## WHAT YOU ARE ASKED TO DO
Using the data below, return all lines in which "undeclared" appears.

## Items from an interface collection
↓

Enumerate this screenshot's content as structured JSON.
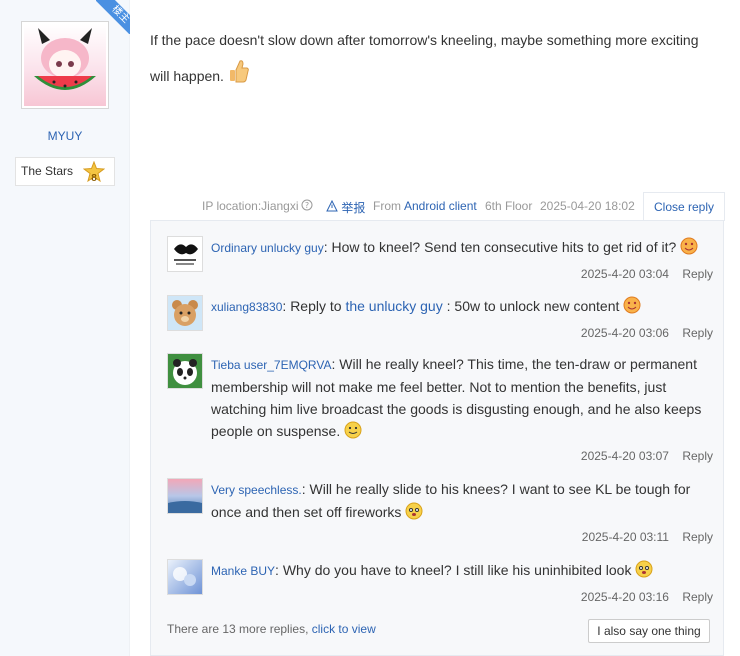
{
  "user": {
    "name": "MYUY",
    "badge_ribbon": "楼主",
    "level_title": "The Stars",
    "level_number": "8"
  },
  "post": {
    "text": "If the pace doesn't slow down after tomorrow's kneeling, maybe something more exciting will happen."
  },
  "meta": {
    "ip_location": "IP location:Jiangxi",
    "report": "举报",
    "from_prefix": "From",
    "client": "Android client",
    "floor": "6th Floor",
    "time": "2025-04-20 18:02",
    "close_reply": "Close reply"
  },
  "replies": [
    {
      "user": "Ordinary unlucky guy",
      "text": "How to kneel? Send ten consecutive hits to get rid of it?",
      "time": "2025-4-20 03:04",
      "reply": "Reply"
    },
    {
      "user": "xuliang83830",
      "prefix": "Reply to",
      "target": "the unlucky guy",
      "text": ": 50w to unlock new content",
      "time": "2025-4-20 03:06",
      "reply": "Reply"
    },
    {
      "user": "Tieba user_7EMQRVA",
      "text": "Will he really kneel? This time, the ten-draw or permanent membership will not make me feel better. Not to mention the benefits, just watching him live broadcast the goods is disgusting enough, and he also keeps people on suspense.",
      "time": "2025-4-20 03:07",
      "reply": "Reply"
    },
    {
      "user": "Very speechless.",
      "text": "Will he really slide to his knees? I want to see KL be tough for once and then set off fireworks",
      "time": "2025-4-20 03:11",
      "reply": "Reply"
    },
    {
      "user": "Manke BUY",
      "text": "Why do you have to kneel? I still like his uninhibited look",
      "time": "2025-4-20 03:16",
      "reply": "Reply"
    }
  ],
  "footer": {
    "more_text": "There are 13 more replies,",
    "more_link": "click to view",
    "say_button": "I also say one thing"
  },
  "colors": {
    "link": "#2d64b3",
    "left_bg": "#f5f8fc",
    "reply_bg": "#f7f8fa",
    "ribbon": "#4a90e2"
  }
}
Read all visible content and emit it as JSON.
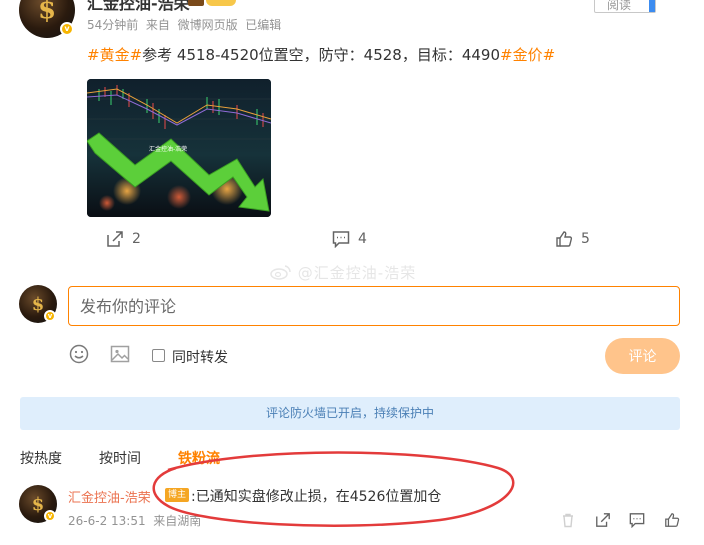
{
  "post": {
    "author": "汇金控油-浩荣",
    "read_label": "阅读",
    "time": "54分钟前",
    "source_prefix": "来自",
    "source": "微博网页版",
    "edited": "已编辑",
    "hashtag_gold": "#黄金#",
    "text": "参考 4518-4520位置空，防守：4528，目标：4490",
    "hashtag_price": "#金价#",
    "image_caption": "汇金控油-浩荣",
    "reposts": "2",
    "comments": "4",
    "likes": "5"
  },
  "watermark": "@汇金控油-浩荣",
  "composer": {
    "placeholder": "发布你的评论",
    "also_repost_label": "同时转发",
    "submit_label": "评论"
  },
  "notice": "评论防火墙已开启，持续保护中",
  "sort_tabs": [
    "按热度",
    "按时间",
    "铁粉流"
  ],
  "active_sort": 2,
  "comment": {
    "author": "汇金控油-浩荣",
    "badge": "博主",
    "text": "已通知实盘修改止损，在4526位置加仓",
    "date": "26-6-2 13:51",
    "location": "来自湖南"
  },
  "colors": {
    "accent": "#ff8200",
    "annotation": "#e33b3b",
    "notice_bg": "#dfeefc"
  }
}
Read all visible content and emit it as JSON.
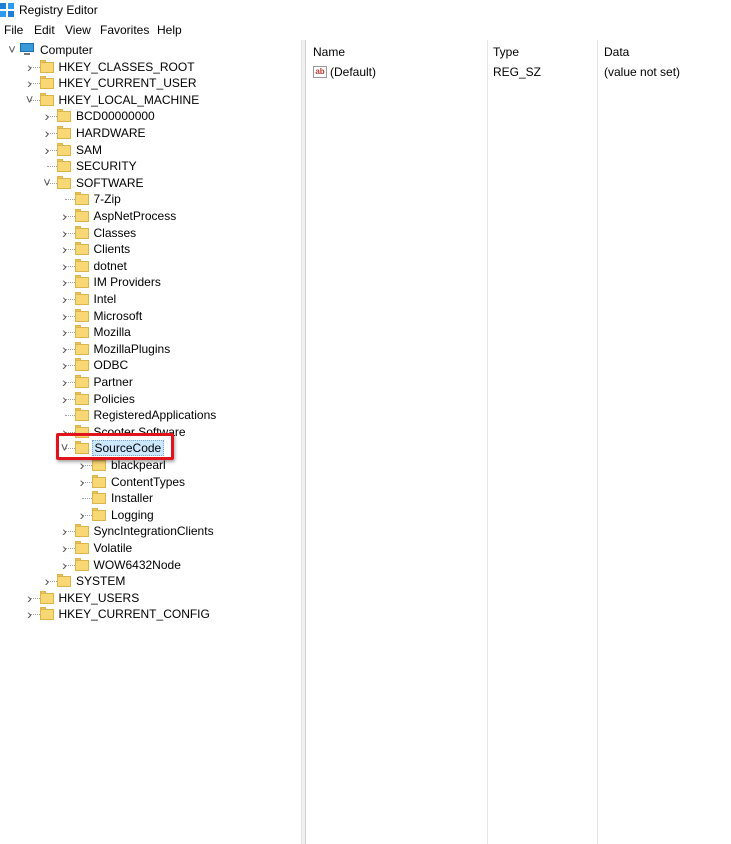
{
  "window": {
    "title": "Registry Editor"
  },
  "menu": [
    "File",
    "Edit",
    "View",
    "Favorites",
    "Help"
  ],
  "tree": [
    {
      "label": "Computer",
      "depth": 0,
      "expander": "expanded",
      "icon": "computer-icon"
    },
    {
      "label": "HKEY_CLASSES_ROOT",
      "depth": 1,
      "expander": "collapsed"
    },
    {
      "label": "HKEY_CURRENT_USER",
      "depth": 1,
      "expander": "collapsed"
    },
    {
      "label": "HKEY_LOCAL_MACHINE",
      "depth": 1,
      "expander": "expanded"
    },
    {
      "label": "BCD00000000",
      "depth": 2,
      "expander": "collapsed"
    },
    {
      "label": "HARDWARE",
      "depth": 2,
      "expander": "collapsed"
    },
    {
      "label": "SAM",
      "depth": 2,
      "expander": "collapsed"
    },
    {
      "label": "SECURITY",
      "depth": 2,
      "expander": "none"
    },
    {
      "label": "SOFTWARE",
      "depth": 2,
      "expander": "expanded"
    },
    {
      "label": "7-Zip",
      "depth": 3,
      "expander": "none"
    },
    {
      "label": "AspNetProcess",
      "depth": 3,
      "expander": "collapsed"
    },
    {
      "label": "Classes",
      "depth": 3,
      "expander": "collapsed"
    },
    {
      "label": "Clients",
      "depth": 3,
      "expander": "collapsed"
    },
    {
      "label": "dotnet",
      "depth": 3,
      "expander": "collapsed"
    },
    {
      "label": "IM Providers",
      "depth": 3,
      "expander": "collapsed"
    },
    {
      "label": "Intel",
      "depth": 3,
      "expander": "collapsed"
    },
    {
      "label": "Microsoft",
      "depth": 3,
      "expander": "collapsed"
    },
    {
      "label": "Mozilla",
      "depth": 3,
      "expander": "collapsed"
    },
    {
      "label": "MozillaPlugins",
      "depth": 3,
      "expander": "collapsed"
    },
    {
      "label": "ODBC",
      "depth": 3,
      "expander": "collapsed"
    },
    {
      "label": "Partner",
      "depth": 3,
      "expander": "collapsed"
    },
    {
      "label": "Policies",
      "depth": 3,
      "expander": "collapsed"
    },
    {
      "label": "RegisteredApplications",
      "depth": 3,
      "expander": "none"
    },
    {
      "label": "Scooter Software",
      "depth": 3,
      "expander": "collapsed"
    },
    {
      "label": "SourceCode",
      "depth": 3,
      "expander": "expanded",
      "selected": true
    },
    {
      "label": "blackpearl",
      "depth": 4,
      "expander": "collapsed"
    },
    {
      "label": "ContentTypes",
      "depth": 4,
      "expander": "collapsed"
    },
    {
      "label": "Installer",
      "depth": 4,
      "expander": "none"
    },
    {
      "label": "Logging",
      "depth": 4,
      "expander": "collapsed"
    },
    {
      "label": "SyncIntegrationClients",
      "depth": 3,
      "expander": "collapsed"
    },
    {
      "label": "Volatile",
      "depth": 3,
      "expander": "collapsed"
    },
    {
      "label": "WOW6432Node",
      "depth": 3,
      "expander": "collapsed"
    },
    {
      "label": "SYSTEM",
      "depth": 2,
      "expander": "collapsed"
    },
    {
      "label": "HKEY_USERS",
      "depth": 1,
      "expander": "collapsed"
    },
    {
      "label": "HKEY_CURRENT_CONFIG",
      "depth": 1,
      "expander": "collapsed"
    }
  ],
  "list": {
    "columns": [
      "Name",
      "Type",
      "Data"
    ],
    "rows": [
      {
        "name": "(Default)",
        "type": "REG_SZ",
        "data": "(value not set)",
        "icon": "string-value-icon"
      }
    ]
  },
  "colors": {
    "highlight_box": "#e0141a",
    "selection": "#cce8ff",
    "folder": "#f8d775"
  }
}
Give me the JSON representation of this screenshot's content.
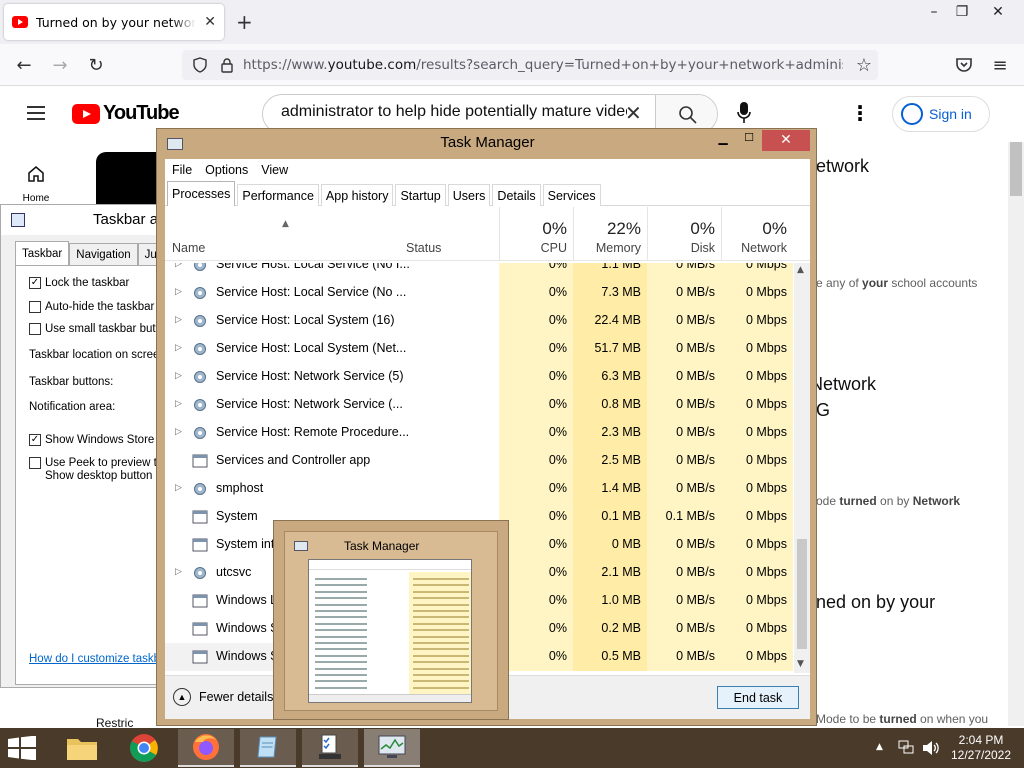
{
  "browser": {
    "tab_title": "Turned on by your network administrator to help hide potentially mature videos",
    "url_prefix": "https://www.",
    "url_domain": "youtube.com",
    "url_rest": "/results?search_query=Turned+on+by+your+network+administrator+to"
  },
  "youtube": {
    "logo_text": "YouTube",
    "search_value": "administrator to help hide potentially mature videos",
    "signin_label": "Sign in",
    "home_label": "Home",
    "bg_texts": {
      "t1": "etwork",
      "t2_pre": "e any of ",
      "t2_bold": "your",
      "t2_post": " school accounts",
      "t3": "Network",
      "t4": "G",
      "t5_pre": "ode ",
      "t5_b1": "turned",
      "t5_mid": " on by ",
      "t5_b2": "Network",
      "t6": "ned on by your",
      "t7_pre": "Mode to be ",
      "t7_bold": "turned",
      "t7_post": " on when you",
      "t8": "Restric"
    }
  },
  "taskbar_props": {
    "title": "Taskbar and Navigation properties",
    "tabs": [
      "Taskbar",
      "Navigation",
      "Jump Lists"
    ],
    "lock": "Lock the taskbar",
    "autohide": "Auto-hide the taskbar",
    "small": "Use small taskbar buttons",
    "location": "Taskbar location on screen:",
    "buttons": "Taskbar buttons:",
    "notif": "Notification area:",
    "store": "Show Windows Store apps on the taskbar",
    "peek1": "Use Peek to preview the desktop when you move your mouse to the",
    "peek2": "Show desktop button at the end of the taskbar",
    "link": "How do I customize taskbars?"
  },
  "task_manager": {
    "title": "Task Manager",
    "menu": [
      "File",
      "Options",
      "View"
    ],
    "tabs": [
      "Processes",
      "Performance",
      "App history",
      "Startup",
      "Users",
      "Details",
      "Services"
    ],
    "columns": {
      "name": "Name",
      "status": "Status",
      "cpu_pct": "0%",
      "cpu": "CPU",
      "mem_pct": "22%",
      "mem": "Memory",
      "disk_pct": "0%",
      "disk": "Disk",
      "net_pct": "0%",
      "net": "Network"
    },
    "rows": [
      {
        "name": "Service Host: Local Service (No I...",
        "cpu": "0%",
        "mem": "1.1 MB",
        "disk": "0 MB/s",
        "net": "0 Mbps"
      },
      {
        "name": "Service Host: Local Service (No ...",
        "cpu": "0%",
        "mem": "7.3 MB",
        "disk": "0 MB/s",
        "net": "0 Mbps"
      },
      {
        "name": "Service Host: Local System (16)",
        "cpu": "0%",
        "mem": "22.4 MB",
        "disk": "0 MB/s",
        "net": "0 Mbps"
      },
      {
        "name": "Service Host: Local System (Net...",
        "cpu": "0%",
        "mem": "51.7 MB",
        "disk": "0 MB/s",
        "net": "0 Mbps"
      },
      {
        "name": "Service Host: Network Service (5)",
        "cpu": "0%",
        "mem": "6.3 MB",
        "disk": "0 MB/s",
        "net": "0 Mbps"
      },
      {
        "name": "Service Host: Network Service (...",
        "cpu": "0%",
        "mem": "0.8 MB",
        "disk": "0 MB/s",
        "net": "0 Mbps"
      },
      {
        "name": "Service Host: Remote Procedure...",
        "cpu": "0%",
        "mem": "2.3 MB",
        "disk": "0 MB/s",
        "net": "0 Mbps"
      },
      {
        "name": "Services and Controller app",
        "cpu": "0%",
        "mem": "2.5 MB",
        "disk": "0 MB/s",
        "net": "0 Mbps"
      },
      {
        "name": "smphost",
        "cpu": "0%",
        "mem": "1.4 MB",
        "disk": "0 MB/s",
        "net": "0 Mbps"
      },
      {
        "name": "System",
        "cpu": "0%",
        "mem": "0.1 MB",
        "disk": "0.1 MB/s",
        "net": "0 Mbps"
      },
      {
        "name": "System interrupts",
        "cpu": "0%",
        "mem": "0 MB",
        "disk": "0 MB/s",
        "net": "0 Mbps"
      },
      {
        "name": "utcsvc",
        "cpu": "0%",
        "mem": "2.1 MB",
        "disk": "0 MB/s",
        "net": "0 Mbps"
      },
      {
        "name": "Windows Logon Application",
        "cpu": "0%",
        "mem": "1.0 MB",
        "disk": "0 MB/s",
        "net": "0 Mbps"
      },
      {
        "name": "Windows Session Manager",
        "cpu": "0%",
        "mem": "0.2 MB",
        "disk": "0 MB/s",
        "net": "0 Mbps"
      },
      {
        "name": "Windows Start-Up Application",
        "cpu": "0%",
        "mem": "0.5 MB",
        "disk": "0 MB/s",
        "net": "0 Mbps"
      }
    ],
    "fewer_details": "Fewer details",
    "end_task": "End task"
  },
  "thumbnail": {
    "title": "Task Manager"
  },
  "clock": {
    "time": "2:04 PM",
    "date": "12/27/2022"
  },
  "colors": {
    "cpu_bg": "#fff4c4",
    "mem_bg": "#ffeca6",
    "yt_red": "#ff0000",
    "link_blue": "#065fd4",
    "taskbar": "#4a3a2a"
  }
}
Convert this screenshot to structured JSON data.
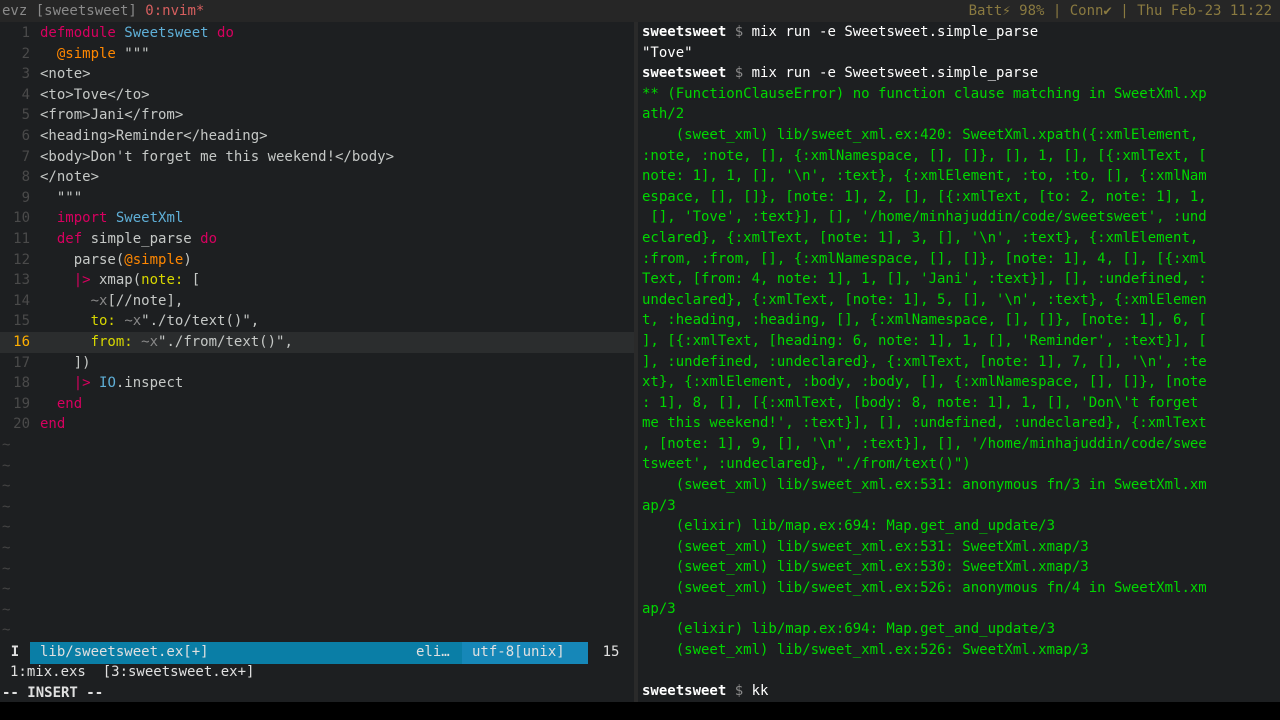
{
  "tmux": {
    "session": "evz [sweetsweet]",
    "window": "0:nvim*",
    "status_right": "Batt⚡ 98% | Conn✔ | Thu Feb-23 11:22"
  },
  "editor": {
    "lines": [
      {
        "n": "1",
        "text": "defmodule Sweetsweet do"
      },
      {
        "n": "2",
        "text": "  @simple \"\"\""
      },
      {
        "n": "3",
        "text": "<note>"
      },
      {
        "n": "4",
        "text": "<to>Tove</to>"
      },
      {
        "n": "5",
        "text": "<from>Jani</from>"
      },
      {
        "n": "6",
        "text": "<heading>Reminder</heading>"
      },
      {
        "n": "7",
        "text": "<body>Don't forget me this weekend!</body>"
      },
      {
        "n": "8",
        "text": "</note>"
      },
      {
        "n": "9",
        "text": "  \"\"\""
      },
      {
        "n": "10",
        "text": "  import SweetXml"
      },
      {
        "n": "11",
        "text": "  def simple_parse do"
      },
      {
        "n": "12",
        "text": "    parse(@simple)"
      },
      {
        "n": "13",
        "text": "    |> xmap(note: ["
      },
      {
        "n": "14",
        "text": "      ~x[//note],"
      },
      {
        "n": "15",
        "text": "      to: ~x\"./to/text()\","
      },
      {
        "n": "16",
        "text": "      from: ~x\"./from/text()\","
      },
      {
        "n": "17",
        "text": "    ])"
      },
      {
        "n": "18",
        "text": "    |> IO.inspect"
      },
      {
        "n": "19",
        "text": "  end"
      },
      {
        "n": "20",
        "text": "end"
      }
    ],
    "current_line": "16",
    "tilde": "~",
    "status": {
      "mode_char": "I",
      "file": "lib/sweetsweet.ex[+]",
      "filetype": "eli…",
      "encoding": "utf-8[unix]",
      "position": "15"
    },
    "buffers": "1:mix.exs  [3:sweetsweet.ex+]",
    "mode_line": "-- INSERT --"
  },
  "terminal": {
    "prompt_user": "sweetsweet",
    "prompt_symbol": "$",
    "cmd1": "mix run -e Sweetsweet.simple_parse",
    "out1": "\"Tove\"",
    "cmd2": "mix run -e Sweetsweet.simple_parse",
    "error_lines": [
      "** (FunctionClauseError) no function clause matching in SweetXml.xp",
      "ath/2",
      "    (sweet_xml) lib/sweet_xml.ex:420: SweetXml.xpath({:xmlElement,",
      ":note, :note, [], {:xmlNamespace, [], []}, [], 1, [], [{:xmlText, [",
      "note: 1], 1, [], '\\n', :text}, {:xmlElement, :to, :to, [], {:xmlNam",
      "espace, [], []}, [note: 1], 2, [], [{:xmlText, [to: 2, note: 1], 1,",
      " [], 'Tove', :text}], [], '/home/minhajuddin/code/sweetsweet', :und",
      "eclared}, {:xmlText, [note: 1], 3, [], '\\n', :text}, {:xmlElement,",
      ":from, :from, [], {:xmlNamespace, [], []}, [note: 1], 4, [], [{:xml",
      "Text, [from: 4, note: 1], 1, [], 'Jani', :text}], [], :undefined, :",
      "undeclared}, {:xmlText, [note: 1], 5, [], '\\n', :text}, {:xmlElemen",
      "t, :heading, :heading, [], {:xmlNamespace, [], []}, [note: 1], 6, [",
      "], [{:xmlText, [heading: 6, note: 1], 1, [], 'Reminder', :text}], [",
      "], :undefined, :undeclared}, {:xmlText, [note: 1], 7, [], '\\n', :te",
      "xt}, {:xmlElement, :body, :body, [], {:xmlNamespace, [], []}, [note",
      ": 1], 8, [], [{:xmlText, [body: 8, note: 1], 1, [], 'Don\\'t forget",
      "me this weekend!', :text}], [], :undefined, :undeclared}, {:xmlText",
      ", [note: 1], 9, [], '\\n', :text}], [], '/home/minhajuddin/code/swee",
      "tsweet', :undeclared}, \"./from/text()\")",
      "    (sweet_xml) lib/sweet_xml.ex:531: anonymous fn/3 in SweetXml.xm",
      "ap/3",
      "    (elixir) lib/map.ex:694: Map.get_and_update/3",
      "    (sweet_xml) lib/sweet_xml.ex:531: SweetXml.xmap/3",
      "    (sweet_xml) lib/sweet_xml.ex:530: SweetXml.xmap/3",
      "    (sweet_xml) lib/sweet_xml.ex:526: anonymous fn/4 in SweetXml.xm",
      "ap/3",
      "    (elixir) lib/map.ex:694: Map.get_and_update/3",
      "    (sweet_xml) lib/sweet_xml.ex:526: SweetXml.xmap/3"
    ],
    "cmd3": "kk"
  }
}
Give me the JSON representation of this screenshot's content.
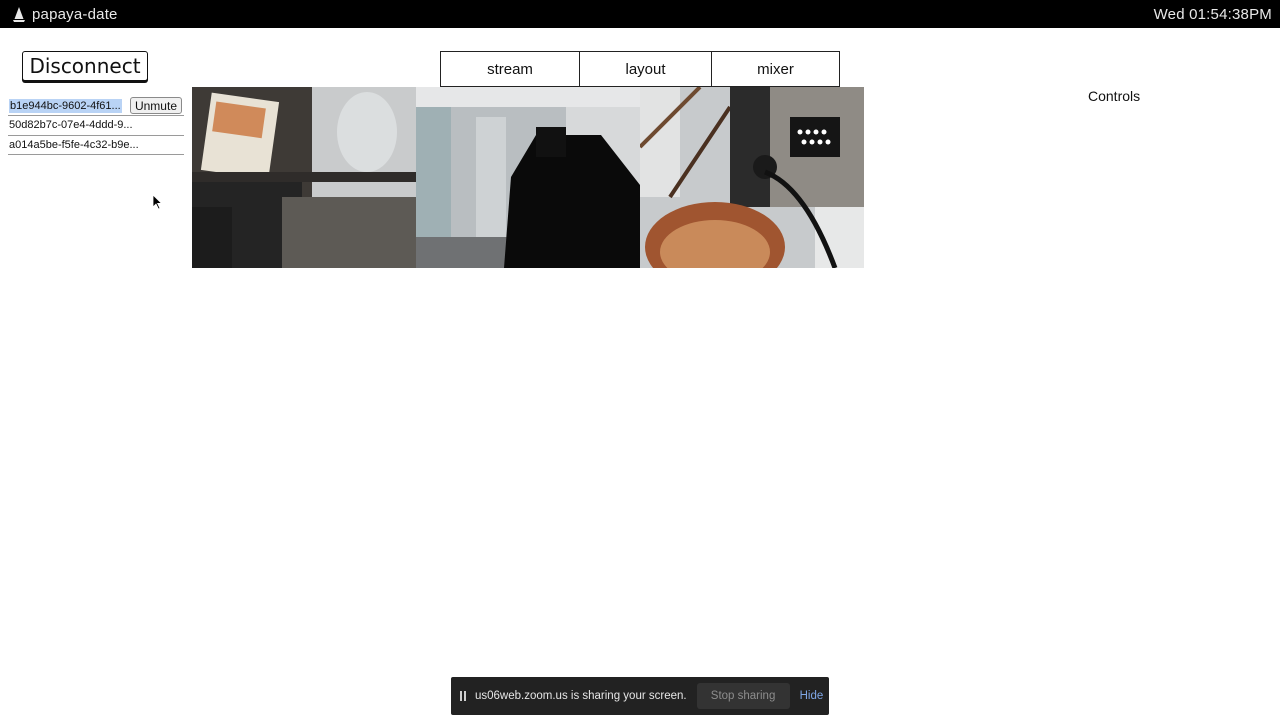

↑

## REPLY TO THE TASK
      "undeclared}, {:xmlText, [note: 1], 5, [], '\\n', :text}, {:xmlElemen",
      "], :undefined, :undeclared}, {:xmlText, [note: 1], 7, [], '\\n', :te",
      "me this weekend!', :text}], [], :undefined, :undeclared}, {:xmlText",
      "tsweet', :undeclared}, \"./from/text()\")",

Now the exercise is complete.